Of course, with Martinez’s dominant work out of the bullpen last October, he could’ve stayed in that role setting up closer Trevor Rosenthal.
Joe Kelly, who was expected to fill Garcia’s spot, has struggled mightily, giving up seven runs over four innings. On the other hand, Martinez owns a 1.80 ERA in 10 innings.
Martinez now has a much more realistic shot of filling the No. 5 spot in the St. Louis rotation than he did a week ago.
Piscotty’s value got a boost with his play in the minors last season, and he’s continued to open eyes in Jupiter, Fla.
The third-baseman-turned-outfield prospect is crushing the ball right now, batting .389 with a homer, six RBI and a 1.209 OPS. No matter how well he does this spring, it’s still improbable Piscotty makes the big-league club. The possibility that he starts the season at Memphis and makes his debut before the All-Star break can’t be completely discounted, though.
The dearth of power from the St. Louis bench, coupled with Oscar Taveras’ nagging injuries, could mean Piscotty bumps a player like Shane Robinson sooner rather than later.
On the Decline

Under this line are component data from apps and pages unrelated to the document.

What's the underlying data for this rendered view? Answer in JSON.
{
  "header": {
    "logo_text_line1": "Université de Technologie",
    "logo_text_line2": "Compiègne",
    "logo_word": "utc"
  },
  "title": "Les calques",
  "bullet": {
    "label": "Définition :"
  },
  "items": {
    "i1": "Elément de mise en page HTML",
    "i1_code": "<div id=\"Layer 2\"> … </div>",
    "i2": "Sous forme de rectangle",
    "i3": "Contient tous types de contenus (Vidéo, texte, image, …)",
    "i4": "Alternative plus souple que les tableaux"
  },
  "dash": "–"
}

Kelly hasn’t fooled anyone this spring. In compiling a 15.75 ERA, he’s allowed nine hits and four walks over four innings.
Kelly has built some credit with Matheny after his 2.10 ERA last September and four solid postseason starts. However, with Martinez’s outstanding spring and Kelly’s superior strikeout numbers as a reliever, he could find his way back to the long-relief role he occupied for most of 2013.
It took Taveras until March 7 to see his first Grapefruit League action as he worked his way back from ankle surgery. He doubled in his first at-bat, then went 0-for-5 before being sidelined with a tight hamstring.
It’s all but certain the team’s top hitting prospect will start the season in the minors. Taveras had an outside chance of making the team with a strong showing at the plate while proving the ankle wasn’t an issue.
Now, there’s more uncertainty regarding Taveras’ role with the Cardinals this season.
“The whole winter I was hoping to have him right and ready and I thought that ankle thing would be a thing of the past,” Matheny told Rick Hummel of the St. Louis Post-Dispatch.
“Now, it delays us watching him on a consistent basis. It’s not looking good at all. We were talking about a kid who could come in here and make an impression. Now, we’re trying to figure out if he can be a part of our club, at some point. Not being able to see him doesn’t help us.
“He just hit another roadblock.”
Jay came into spring training in competition with Peter Bourjos for playing time in center field. The former Angel clearly is the superior defender, so Jay needed to show solid defense while performing at the plate. That could’ve meant a platoon situation between the two.
But Jay’s bat has been silent thus far in the spring, batting .143 (3-for-21). Bourjos, on the other hand, has flashed the leather while hitting .364 (though he's only had 11 at-bats).
Jay has tried to increase his versatility by playing right field. Still, unless Jay hits, Bourjos’ glove will earn him the bulk of the starts in center.